But the crowd had not ceased to surround the hero of the adventure. He would have been carried about in triumph had he not been too big. But Point Pescade, always wide awake, thought he could make some money out of the public excitement. And as soon as the stranger after a gesture of friendship had left for the jetty, he broke out with—

“The match, sirs, the match between Pescade and Cape Matifou. Walk up, gentlemen, walk up. You don't pay till you go out—or you can pay as you come in—just as you please.”

This time he was listened to and followed by a public he had never dreamed of before.

The ring was too small! They even had to refuse money!

The stranger passed on, but scarcely had he advanced a step in the direction of the quay when he found him near the young lady and her father who had been present throughout the scene.

Close by was the young man who had followed them, and to whose salute the father only had given a very haughty acknowledgment.

In this man's presence the stranger experienced a movement he could hardly suppress.

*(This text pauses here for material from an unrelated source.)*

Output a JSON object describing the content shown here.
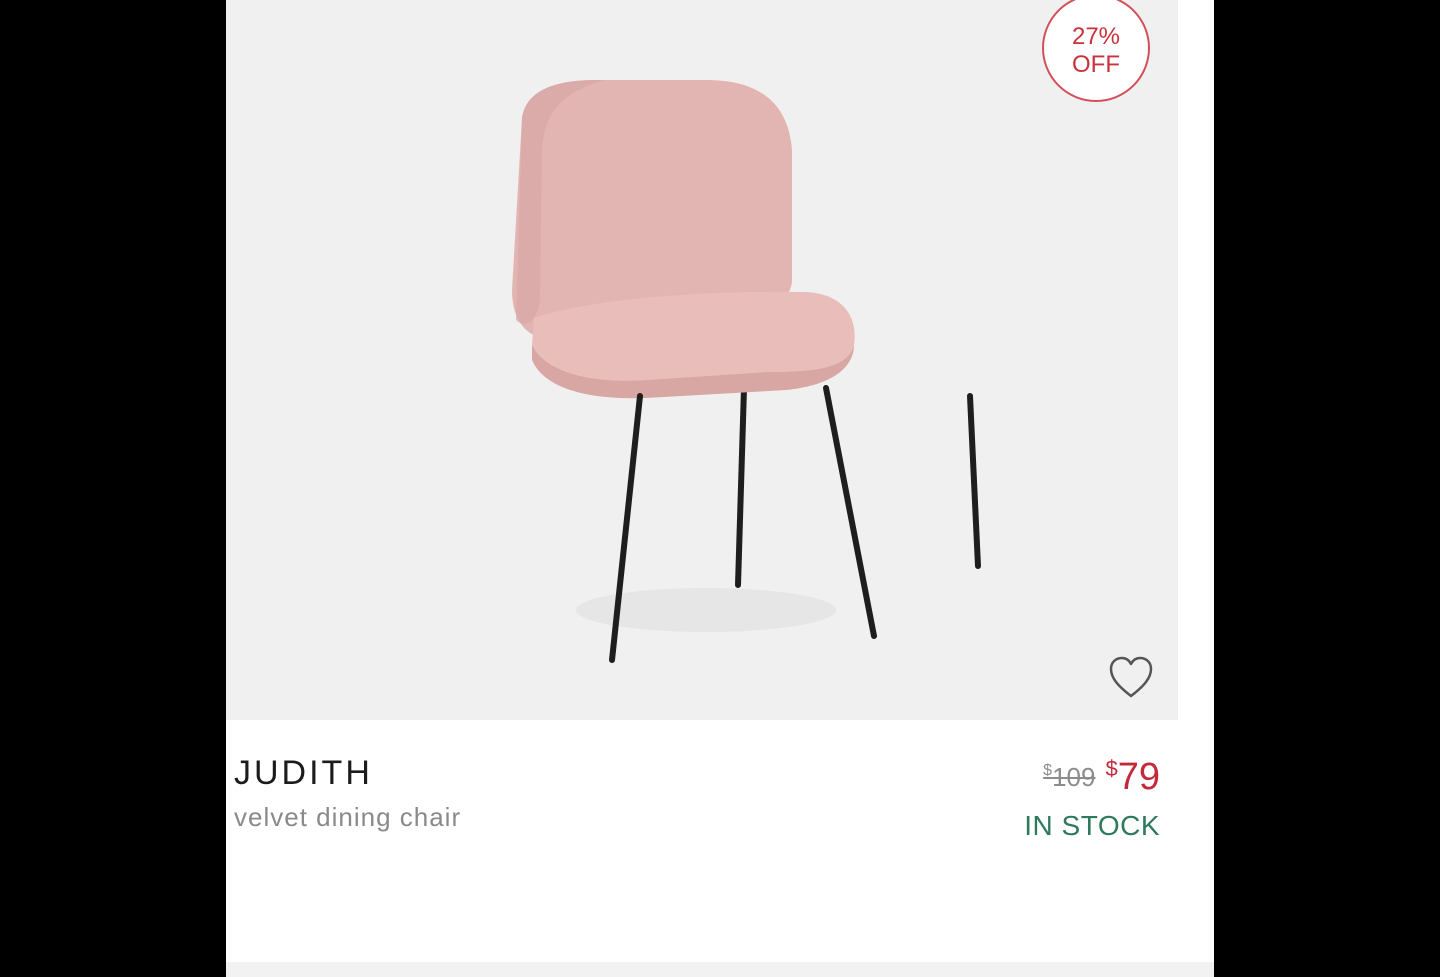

It was as if his whole body was repelled, while his eye flashed like the lightning.

The girl's father stepped up to him and said,

“You have just escaped a great danger, sir, thanks to the courage of that acrobat.”

“Quite so,” replied the stranger, whose voice voluntarily not was masked by emotion.

Then addressing his interlocutor he asked—

“To whom may I have the honor to speak?”

“To Silas Toronthal of Ragusa,” answered the old banker of Trieste. “And may I ask who is the owner of the yacht?”

“Dr. Antekirtt!” replied the stranger.

Then they parted, while shouts of applause were heard from the distant ring of the French gymnasts.

And that evening not only did Cape Matifou have enough to eat,—that is, to eat as much as four ordinary people,—but enough was left for one. And that did for the supper of his comrade, Point Pescade.